----- Available data

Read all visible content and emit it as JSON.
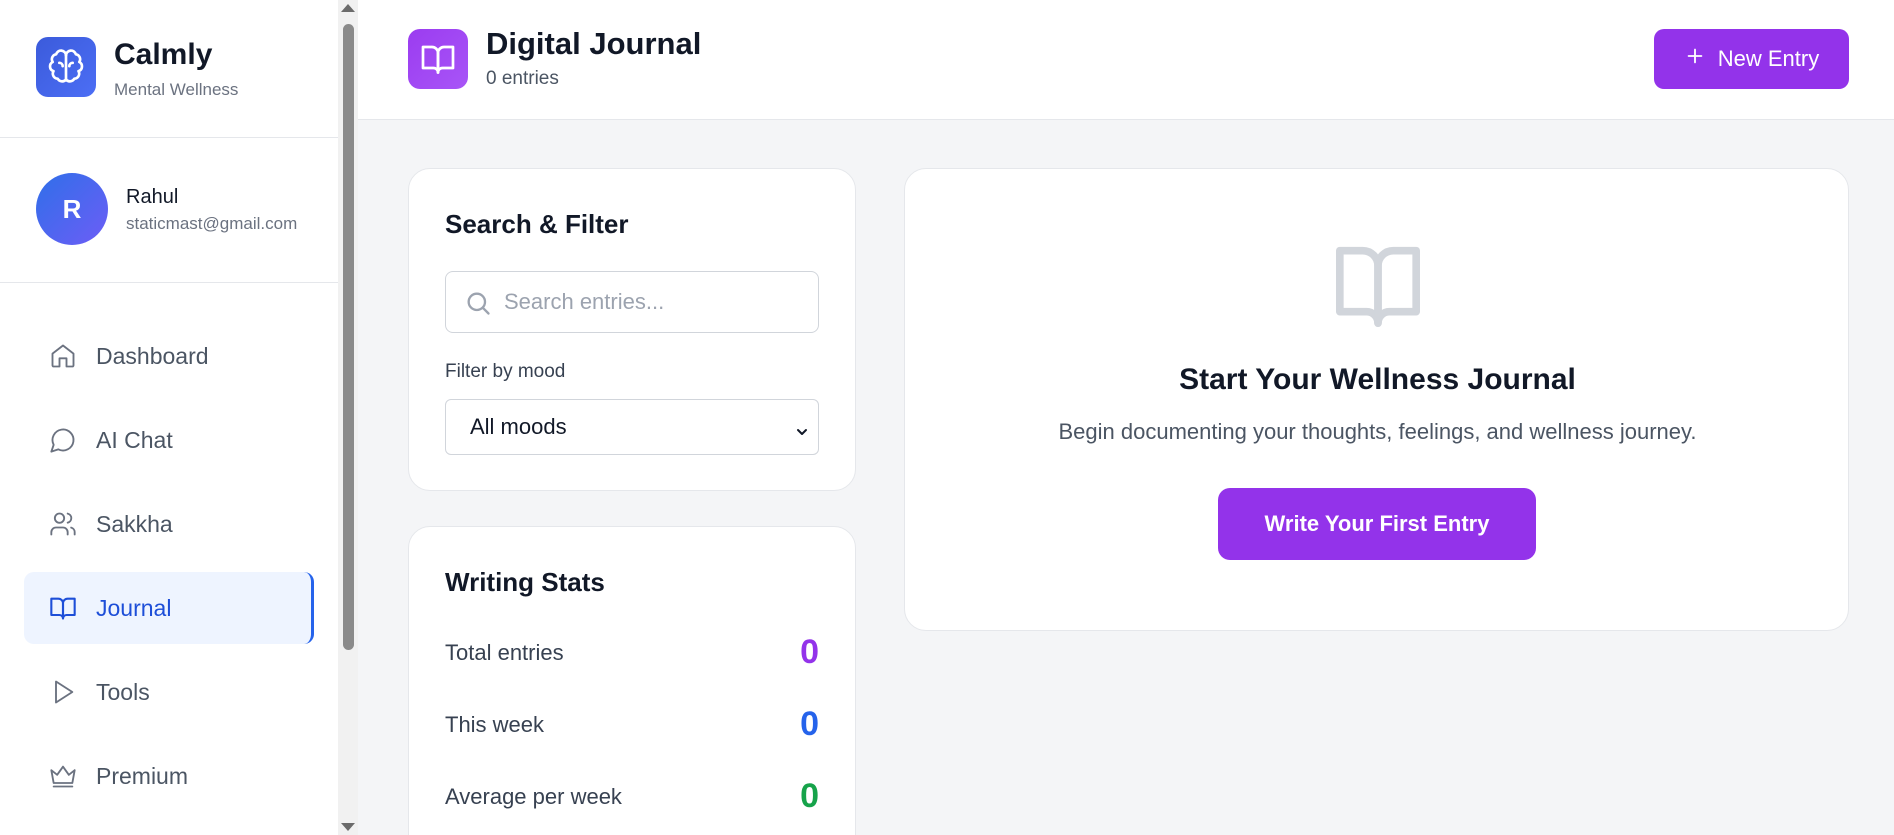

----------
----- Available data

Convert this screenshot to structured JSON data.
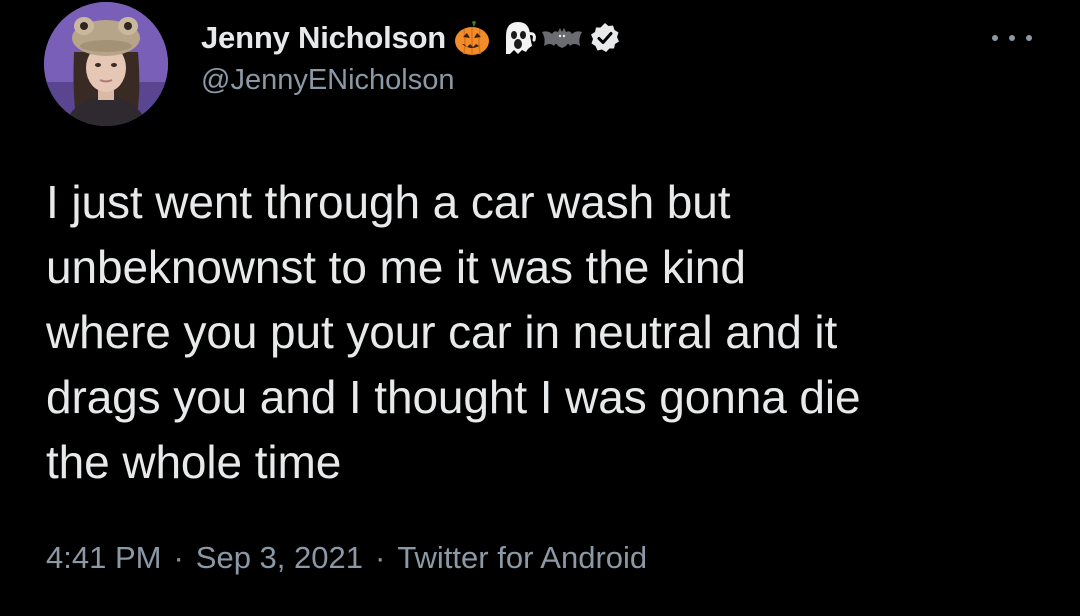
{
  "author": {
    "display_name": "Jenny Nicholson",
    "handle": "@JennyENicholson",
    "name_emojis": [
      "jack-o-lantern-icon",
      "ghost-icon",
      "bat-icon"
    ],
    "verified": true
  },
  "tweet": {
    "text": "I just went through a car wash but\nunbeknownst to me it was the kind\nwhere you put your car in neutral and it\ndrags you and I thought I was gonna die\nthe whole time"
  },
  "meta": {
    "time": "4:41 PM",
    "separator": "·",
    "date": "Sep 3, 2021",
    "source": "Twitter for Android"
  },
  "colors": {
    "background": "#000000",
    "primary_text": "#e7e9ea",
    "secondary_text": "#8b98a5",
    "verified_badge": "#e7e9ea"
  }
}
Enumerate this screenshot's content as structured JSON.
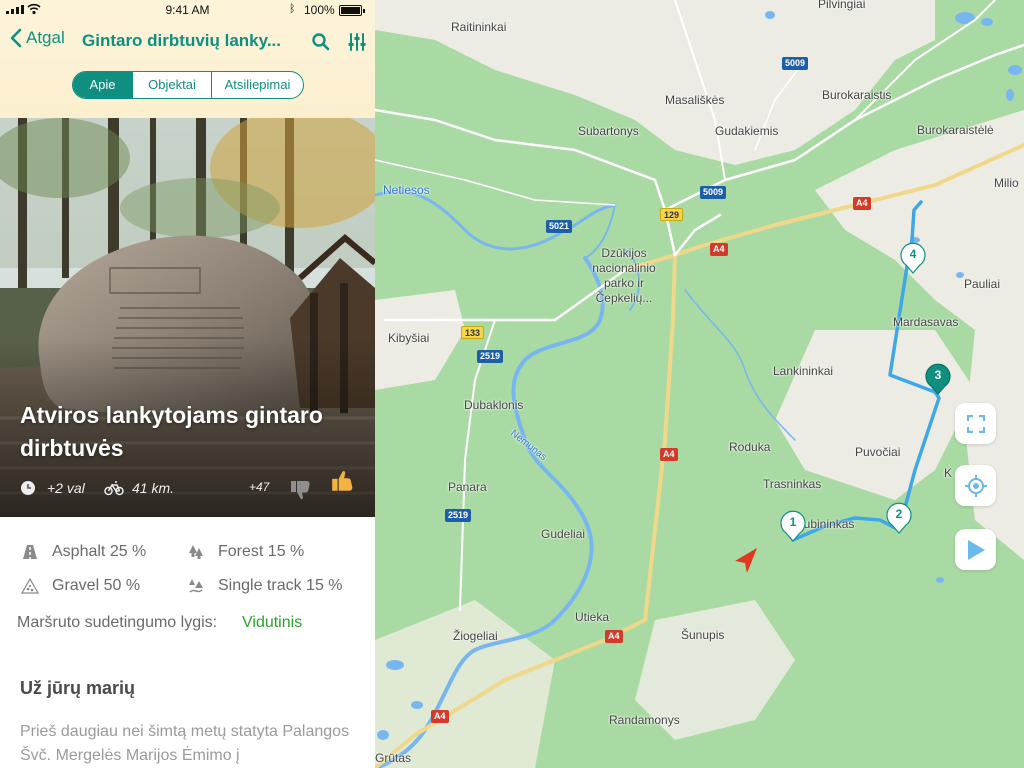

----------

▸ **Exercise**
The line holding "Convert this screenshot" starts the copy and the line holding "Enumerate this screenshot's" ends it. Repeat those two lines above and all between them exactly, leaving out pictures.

▸ **Result**
Convert this screenshot to structured JSON data.
{
  "author": {
    "display_name": "Jenny Nicholson",
    "handle": "@JennyENicholson",
    "name_emojis": [
      "jack-o-lantern-icon",
      "ghost-icon",
      "bat-icon"
    ],
    "verified": true
  },
  "tweet": {
    "text": "I just went through a car wash but\nunbeknownst to me it was the kind\nwhere you put your car in neutral and it\ndrags you and I thought I was gonna die\nthe whole time"
  },
  "meta": {
    "time": "4:41 PM",
    "separator": "·",
    "date": "Sep 3, 2021",
    "source": "Twitter for Android"
  },
  "colors": {
    "background": "#000000",
    "primary_text": "#e7e9ea",
    "secondary_text": "#8b98a5",
    "verified_badge": "#e7e9ea"
  }
}
Enumerate this screenshot's content as structured JSON.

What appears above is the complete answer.